Alstroemeria 'Sweet Laura'
Common Name: lily of the Incas 
Type: Bulb
Family: Alstroemeriaceae
Zone: 5 to 9
Height: 2.00 to 2.50 feet
Spread: 2.00 to 2.50 feet
Bloom Time: June to September
Bloom Description: Yellow brushed with orange-red
Sun: Full sun to part shade
Water: Medium
Maintenance: Medium
Suggested Use: Naturalize
Flower: Showy, Fragrant


Winter hardy to USDA Zones 8-10 (some say 7-10) where it is best grown in organically rich, loose, medium moisture, well-drained soils in full sun. Appreciates some early afternoon shade in hot summer climates. Best with consistent and even moisture, particularly if year round flower production is sought. Taller flowering stems may need staking. Plants will survive winter temperatures to 15-20°F (perhaps slightly lower if sited in protected locations and mulched). In cold winter climates, dig tubers in fall and store in damp potting soil in a cool dark place, but it should be noted that the roots are very brittle and difficult to dig. If plants are grown in containers, bring them indoors and place in a sunny window with consistent but modest watering.

Noteworthy Characteristics

The genus Alstroemeria contains about 50 species, all of which are native to South America (mostly in Brazil for summer growing plants and in Chile for winter growing plants). They are known by a number of different common names including Peruvian lily and lily of the Incas.

Hybrid strains of Alstroemeria have become extremely popular commercial cut flowers (profuse flowering, stiff flowering stems, flower stems look good in a vase and flowers last for two weeks), and are available in a wide range of flower colors including orange, yellow, red, pink, purple, lavender, salmon and white, often with distinctive flecks, streaks and other markings.

Genus name honors Swedish botanist Klaus von Alstroemer (1736-1794) who was a student and friend of Carolus Linnaeus.

'Sweet Laura' has fragrant yellow flowers, strong upright stems, vigorous growth and cold hardiness (USDA Zone 5). It is a patented plant that is the result of a controlled cross taken between Alstroemeria aurea (seed parent) and Alstroemeria caryophyllaea (pollen parent). Small, funnel-shaped, lily-like flowers borne singly in umbel-like cymes, bloom continuously throughout much of the growing season (late spring to late summer) atop strong, slender, upright floral stems rising to 24-30" tall. Each flower (to 1.5-2" across) has six yellow tepals which are irregularly brushed with orange-red tinting (tinting on the three inner tepals is either absent or limited to the tips). Glabrous, elongated-elliptic, dark green leaves grow to 4” long.
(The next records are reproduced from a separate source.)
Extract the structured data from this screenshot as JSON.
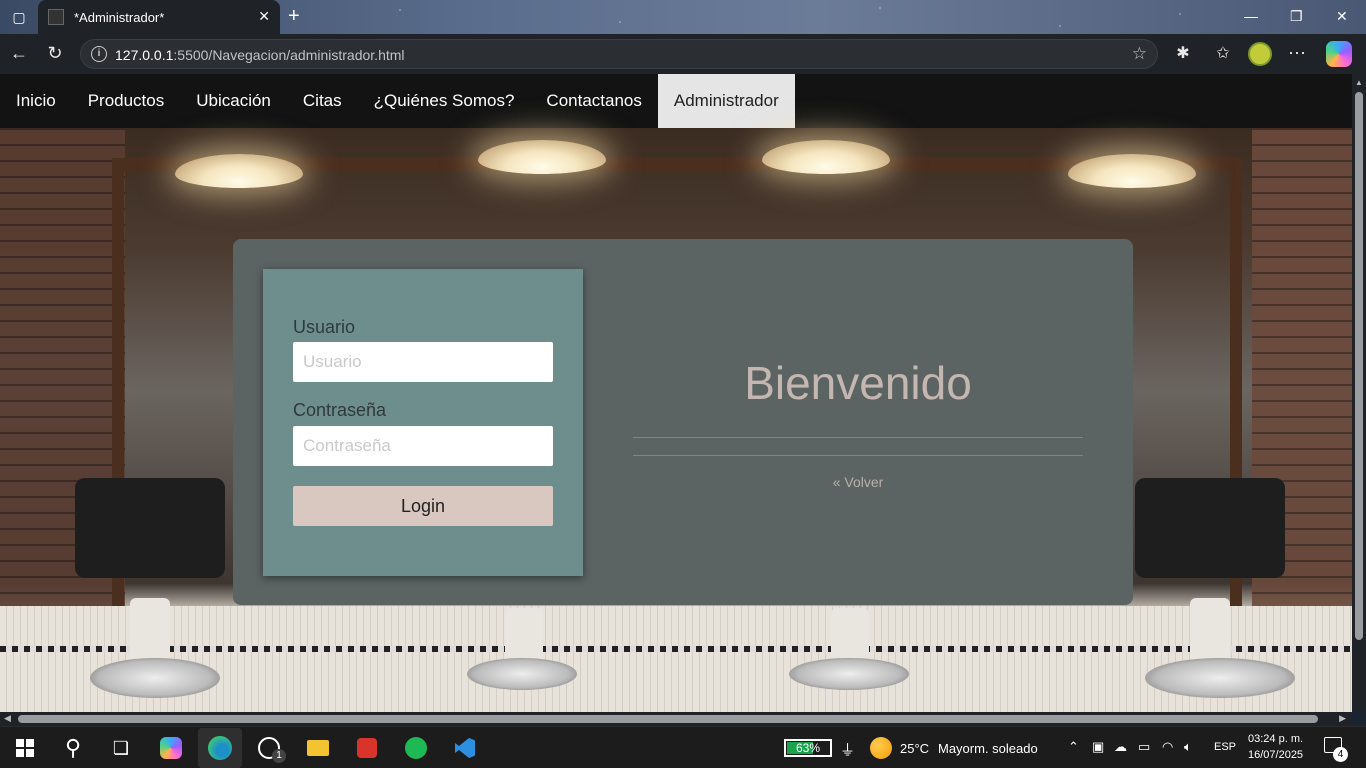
{
  "browser": {
    "tab_title": "*Administrador*",
    "url_host": "127.0.0.1",
    "url_rest": ":5500/Navegacion/administrador.html"
  },
  "site_nav": {
    "items": [
      {
        "label": "Inicio",
        "active": false
      },
      {
        "label": "Productos",
        "active": false
      },
      {
        "label": "Ubicación",
        "active": false
      },
      {
        "label": "Citas",
        "active": false
      },
      {
        "label": "¿Quiénes Somos?",
        "active": false
      },
      {
        "label": "Contactanos",
        "active": false
      },
      {
        "label": "Administrador",
        "active": true
      }
    ]
  },
  "login": {
    "user_label": "Usuario",
    "user_placeholder": "Usuario",
    "password_label": "Contraseña",
    "password_placeholder": "Contraseña",
    "button_label": "Login"
  },
  "welcome": {
    "heading": "Bienvenido",
    "back_link": "« Volver"
  },
  "taskbar": {
    "battery_percent": "63%",
    "battery_level": 0.63,
    "temperature": "25°C",
    "weather": "Mayorm. soleado",
    "language": "ESP",
    "time": "03:24 p. m.",
    "date": "16/07/2025",
    "whatsapp_badge": "1",
    "notification_count": "4"
  },
  "colors": {
    "card_bg": "#5b6463",
    "form_bg": "#6e8e8e",
    "button_bg": "#d9c8c0",
    "nav_bg": "#131313",
    "nav_active_bg": "#e5e5e5"
  }
}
U.S. Plant Patent PP10,030 was issued on September 16, 1997.


Slugs and snails may attack the foliage. Watch for spider mites.


Borders. Cottage gardens. Cut flower garden. Hybrid strains of Alstroemeria have become extremely popular commercial cut flowers.